Bowie and Adrian Belew

That night I slept in a field next to the hall, and was the first person in line the next day. Again made it to the very front, stage left. Another incredible show. Adrian Belew jamming with himself in feedback like a joyful, demented madman maybe ten feet above me. Bowie looked me in the eye and I’m sure recognized me from the night before, and gave me that unforgettable, unique smile. Whenever I see it in The Man Who Fell to Earth (I don’t think it happens in any of his music videos) it takes me right back to that night. 

Monday, November 02, 2015

Charles Thomson to Jefferson: Slavery "is a cancer that we must get rid of."

Charles Thomson, Secretary of Congress, to Thomas Jefferson, Nov. 2, 1785: “I have received your several favours of Feb y 8 June 21 and July 14 and also a copy of your Notes by M r Houdon, for which I am much obliged. It grieves me to the soul that there should be such just grounds for your apprehensions respecting the irritation that will be produced in the southern states by what you have said of slavery. However I would not have you discouraged. This is a cancer that we must get rid of. It is a blot in our character that must be wiped out. If it cannot be done by religion reason & philosophy, confident I am that it will one day be by blood. I confess I am more afraid of this than of the Algerine piracies or the jealousy entertained of us by European powers of which we hear so much of late. However I have the satisfaction to find that philosophy is gaining ground of selfishness in this respect: If this can be rooted out, & our land filled with freemen, union preserved & the spirit of liberty maintained and cherished I think in 25 or 30 years we shall have nothing to fear from the rest of the world . . .” [Papers of Thomas Jefferson 9:9]
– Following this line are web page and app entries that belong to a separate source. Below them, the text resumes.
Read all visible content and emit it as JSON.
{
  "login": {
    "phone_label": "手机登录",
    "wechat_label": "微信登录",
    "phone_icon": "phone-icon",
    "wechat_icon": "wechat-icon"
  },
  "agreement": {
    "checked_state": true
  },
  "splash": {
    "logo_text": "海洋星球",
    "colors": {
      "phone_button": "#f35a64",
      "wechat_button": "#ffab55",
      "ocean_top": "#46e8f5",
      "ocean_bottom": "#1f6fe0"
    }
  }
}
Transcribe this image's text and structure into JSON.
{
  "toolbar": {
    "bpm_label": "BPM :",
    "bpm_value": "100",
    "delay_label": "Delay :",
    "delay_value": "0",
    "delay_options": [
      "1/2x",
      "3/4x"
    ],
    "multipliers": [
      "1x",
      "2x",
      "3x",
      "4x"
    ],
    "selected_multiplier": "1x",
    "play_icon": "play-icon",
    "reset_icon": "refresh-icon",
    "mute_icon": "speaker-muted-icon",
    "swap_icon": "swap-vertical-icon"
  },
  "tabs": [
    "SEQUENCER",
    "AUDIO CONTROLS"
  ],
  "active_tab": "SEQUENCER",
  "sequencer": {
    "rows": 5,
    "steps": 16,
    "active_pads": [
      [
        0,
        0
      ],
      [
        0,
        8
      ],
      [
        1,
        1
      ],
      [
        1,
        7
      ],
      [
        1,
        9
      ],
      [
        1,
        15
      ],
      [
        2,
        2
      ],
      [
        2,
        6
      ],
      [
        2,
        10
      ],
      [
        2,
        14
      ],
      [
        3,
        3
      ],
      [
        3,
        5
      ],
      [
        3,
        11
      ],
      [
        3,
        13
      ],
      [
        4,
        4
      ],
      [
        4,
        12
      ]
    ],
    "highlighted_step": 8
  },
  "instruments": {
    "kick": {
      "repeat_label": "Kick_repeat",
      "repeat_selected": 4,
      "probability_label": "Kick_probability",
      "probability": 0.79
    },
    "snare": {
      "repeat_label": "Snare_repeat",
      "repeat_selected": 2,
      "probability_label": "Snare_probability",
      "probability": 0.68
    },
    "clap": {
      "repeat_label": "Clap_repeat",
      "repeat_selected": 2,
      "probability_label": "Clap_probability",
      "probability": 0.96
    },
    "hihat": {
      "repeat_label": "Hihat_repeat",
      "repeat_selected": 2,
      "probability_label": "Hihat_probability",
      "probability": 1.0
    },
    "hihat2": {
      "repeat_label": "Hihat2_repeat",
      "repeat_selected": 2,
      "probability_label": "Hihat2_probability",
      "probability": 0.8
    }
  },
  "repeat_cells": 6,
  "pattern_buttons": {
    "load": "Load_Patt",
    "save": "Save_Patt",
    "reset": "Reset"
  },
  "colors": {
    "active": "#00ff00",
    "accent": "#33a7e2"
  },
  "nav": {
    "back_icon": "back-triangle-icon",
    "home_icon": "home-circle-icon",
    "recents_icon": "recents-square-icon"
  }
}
Friday, October 16, 2015

Lost poetry of Frances Ellen Watkins Harper discovered

Congratulations to Johanna Ortner, Ph.D. candidate at UMass-Amherst, for rediscovering the first collection of poetry of the 19th-century activist Frances Ellen Watkins Harper. (By the way, Johanna, I think it's acceptable to scream when making a find of this magnitude.)

Tuesday, October 06, 2015

Friday, August 28, 2015

America's deadliest, longest war

It's time to put US gun deaths in perspective.

  • The attacks of 9/11/01 killed 2,996 people. Guns do that every 4.8 weeks.
  • Syria had 76,000 deaths in 2014. We do that every 30 months.
  • The  US has 6000 more gun deaths per year than ALL THE ISRAELI-PALESTINE DEATHS SINCE 1948.
  • Two months of gun deaths in US top the total conflict deaths in the Ukraine.
  • As many people are killed by guns in US in 26 months as in 11 years of the Salvadoran civil war (70,000).
  • The Kashmir conflict has  been going since 1947, with 47,000 killed. We do that with gun deaths in less than 19 months.
  • Japan has experienced less than half the number of gun related crimes in the 70 years since World War II than the US experiences gun-related deaths in an average year.
Make of this what you will. What I make of it is:

By far the deadliest conflict in the world today is the U.S. Gun War. More people have died by guns since 1968 (1.5 million) than from all other U.S. wars combined (1.4 million) (Politifact.)